It made us all the more thankful that we could run our own firm. And being a part of a larger company made us appreciate how much tougher it is to scale a small business up and manage it through all the growth transitions. Being a leader in a huge organization is tough sledding, with difficult decisions that are far reaching. It’s no joke.


What is BuzzShift 2.0? How is it different from the old BuzzShift?

In some ways, BuzzShift 2.0 is the same as it ever was: fantastic people, great culture, great clients, and a dynamic quality of work. But in other facets, BuzzShift 2.0 is totally different: we’re leaner, more nimble, and even more focused on the future of digital marketing. Our mission of helping businesses grow hasn’t changed, but our digital strategies and tools continue to evolve as the market does.
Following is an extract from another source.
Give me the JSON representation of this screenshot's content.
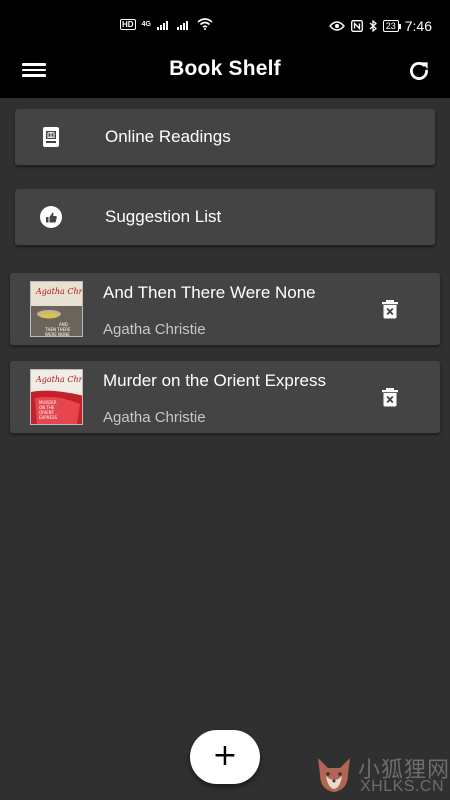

Why move to a coworking space (WeWork)?        

For us, it was about flexibility and agility. We needed to figure out how BuzzShift 2.0 would function and operate as a business model, so we had to have an office arrangement that was highly flexible. WeWork didn’t lock us into a 3-5 year contract usually associated with commercial leases, so that allows us to stay nimble and grow as needed. They take care of all the operational logistics that added hours back to our day (utilities, internet, snacks, etc), so it gives us more headspace to work on the business, not in it.

Being heavily connected into the community of other entrepreneurs, tech startups, agencies, and like-minded people is another major benefit of officing in WeWork.

BuzzShift Dallas Digital Marketing Agency Acquisition

Common Space at WeWork Uptown Dallas – BuzzShift

What advice would you give someone who was considering selling their business or getting acquired?

Talk to a good cross-section of business owners in your space. We had great wisdom and input from other techrelated founders and advisers whom we trust, and have known personally for years. We didn’t have to go into details with them, but just the fact that they knew our industry/space, and our business model, helped us a great deal.

Also, a good accountant and a business attorney are both worth every penny. Don’t skimp on those in the beginning of your venture, and don’t try and minimize their value at the end.


Would you do it again (get acquired)? If so, what would you do differently this time?

Under the right circumstances, we would be open to it, but we probably need a little break before the next one! The difference would be that we have an acquisition under our belt, so we have a better sense of what to look for now in terms of due diligence, and we will have our expectations dialed in more accurately.

BuzzShift Team

That’s it for now, but stay tuned for more thoughts and insights about where digital marketing is headed. Feel free to connect with us on social, or drop us a question in the comments below!

Photo Credit: Our amazing Madison Mentesana